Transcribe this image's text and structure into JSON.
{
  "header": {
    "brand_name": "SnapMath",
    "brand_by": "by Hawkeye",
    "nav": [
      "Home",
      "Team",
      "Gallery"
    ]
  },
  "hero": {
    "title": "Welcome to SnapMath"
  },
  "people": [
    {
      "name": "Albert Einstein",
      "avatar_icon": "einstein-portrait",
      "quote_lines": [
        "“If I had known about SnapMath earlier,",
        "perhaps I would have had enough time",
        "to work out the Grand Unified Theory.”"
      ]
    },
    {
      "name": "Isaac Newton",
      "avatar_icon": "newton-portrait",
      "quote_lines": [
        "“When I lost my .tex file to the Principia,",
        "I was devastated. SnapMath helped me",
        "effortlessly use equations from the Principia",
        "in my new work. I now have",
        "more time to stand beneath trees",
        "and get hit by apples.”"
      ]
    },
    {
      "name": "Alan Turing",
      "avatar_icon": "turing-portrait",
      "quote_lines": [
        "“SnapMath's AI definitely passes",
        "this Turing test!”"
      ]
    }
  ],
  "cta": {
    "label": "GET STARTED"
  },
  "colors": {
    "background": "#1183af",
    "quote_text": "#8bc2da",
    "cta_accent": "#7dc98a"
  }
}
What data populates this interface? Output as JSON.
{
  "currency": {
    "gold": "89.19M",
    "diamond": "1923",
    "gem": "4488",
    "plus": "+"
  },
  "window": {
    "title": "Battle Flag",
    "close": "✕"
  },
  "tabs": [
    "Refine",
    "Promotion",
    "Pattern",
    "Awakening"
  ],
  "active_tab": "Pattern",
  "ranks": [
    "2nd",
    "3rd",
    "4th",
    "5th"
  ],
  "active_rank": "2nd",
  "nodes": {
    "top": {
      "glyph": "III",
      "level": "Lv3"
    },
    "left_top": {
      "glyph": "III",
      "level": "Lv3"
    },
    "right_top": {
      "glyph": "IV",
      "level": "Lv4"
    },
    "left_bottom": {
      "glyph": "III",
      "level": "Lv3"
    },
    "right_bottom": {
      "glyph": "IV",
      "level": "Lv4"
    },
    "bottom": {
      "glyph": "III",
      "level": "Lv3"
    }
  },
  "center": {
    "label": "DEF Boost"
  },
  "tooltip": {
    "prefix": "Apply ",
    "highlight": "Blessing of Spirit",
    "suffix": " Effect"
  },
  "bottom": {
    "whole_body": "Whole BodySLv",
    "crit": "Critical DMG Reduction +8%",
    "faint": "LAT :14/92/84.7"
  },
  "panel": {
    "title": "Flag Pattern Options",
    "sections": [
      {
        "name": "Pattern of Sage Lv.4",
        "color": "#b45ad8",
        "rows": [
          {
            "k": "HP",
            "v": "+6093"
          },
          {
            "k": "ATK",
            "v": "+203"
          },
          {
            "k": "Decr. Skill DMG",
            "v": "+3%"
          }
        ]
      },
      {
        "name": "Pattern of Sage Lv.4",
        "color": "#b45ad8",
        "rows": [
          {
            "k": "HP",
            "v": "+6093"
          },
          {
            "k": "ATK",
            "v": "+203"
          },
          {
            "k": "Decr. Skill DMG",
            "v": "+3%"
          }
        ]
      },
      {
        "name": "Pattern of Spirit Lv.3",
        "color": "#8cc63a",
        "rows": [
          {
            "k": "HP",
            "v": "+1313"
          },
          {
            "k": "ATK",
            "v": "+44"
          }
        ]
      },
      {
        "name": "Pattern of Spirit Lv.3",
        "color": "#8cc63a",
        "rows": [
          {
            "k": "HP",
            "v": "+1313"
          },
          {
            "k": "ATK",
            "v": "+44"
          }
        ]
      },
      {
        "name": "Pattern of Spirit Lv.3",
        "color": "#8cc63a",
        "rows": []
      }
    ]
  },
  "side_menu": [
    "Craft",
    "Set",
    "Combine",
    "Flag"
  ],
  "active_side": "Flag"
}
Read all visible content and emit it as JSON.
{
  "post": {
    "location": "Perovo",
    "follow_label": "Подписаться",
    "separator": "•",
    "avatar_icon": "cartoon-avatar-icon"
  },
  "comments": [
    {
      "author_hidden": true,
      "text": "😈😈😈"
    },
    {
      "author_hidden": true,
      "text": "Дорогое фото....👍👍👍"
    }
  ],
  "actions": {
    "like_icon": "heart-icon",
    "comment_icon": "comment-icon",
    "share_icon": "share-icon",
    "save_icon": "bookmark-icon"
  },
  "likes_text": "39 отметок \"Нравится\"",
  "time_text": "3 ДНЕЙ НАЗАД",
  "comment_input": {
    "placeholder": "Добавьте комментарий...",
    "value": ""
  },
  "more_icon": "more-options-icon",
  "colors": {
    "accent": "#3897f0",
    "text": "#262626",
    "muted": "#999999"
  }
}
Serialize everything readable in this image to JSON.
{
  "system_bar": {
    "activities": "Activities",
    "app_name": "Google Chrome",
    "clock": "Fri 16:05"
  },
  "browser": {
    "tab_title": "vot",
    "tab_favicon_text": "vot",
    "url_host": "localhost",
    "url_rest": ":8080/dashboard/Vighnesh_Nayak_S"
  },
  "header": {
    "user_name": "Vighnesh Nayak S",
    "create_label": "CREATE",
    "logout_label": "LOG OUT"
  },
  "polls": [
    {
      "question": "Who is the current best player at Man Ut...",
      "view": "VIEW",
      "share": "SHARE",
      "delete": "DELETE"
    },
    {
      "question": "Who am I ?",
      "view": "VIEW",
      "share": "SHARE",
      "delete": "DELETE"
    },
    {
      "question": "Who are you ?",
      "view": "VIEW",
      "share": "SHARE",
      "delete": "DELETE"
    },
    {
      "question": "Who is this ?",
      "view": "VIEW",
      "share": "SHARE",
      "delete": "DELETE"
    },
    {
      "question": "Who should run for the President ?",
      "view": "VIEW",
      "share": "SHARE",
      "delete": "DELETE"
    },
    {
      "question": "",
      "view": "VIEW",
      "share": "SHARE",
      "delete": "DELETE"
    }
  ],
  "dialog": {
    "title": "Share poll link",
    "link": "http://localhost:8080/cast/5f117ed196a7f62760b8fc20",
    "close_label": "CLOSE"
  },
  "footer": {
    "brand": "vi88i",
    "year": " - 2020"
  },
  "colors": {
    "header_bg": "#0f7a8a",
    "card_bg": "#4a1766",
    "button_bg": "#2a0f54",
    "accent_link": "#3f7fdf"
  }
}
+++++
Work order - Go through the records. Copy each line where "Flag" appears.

Result of the task -
    "title": "Battle Flag",
    "title": "Flag Pattern Options",
    "Flag"
  "active_side": "Flag"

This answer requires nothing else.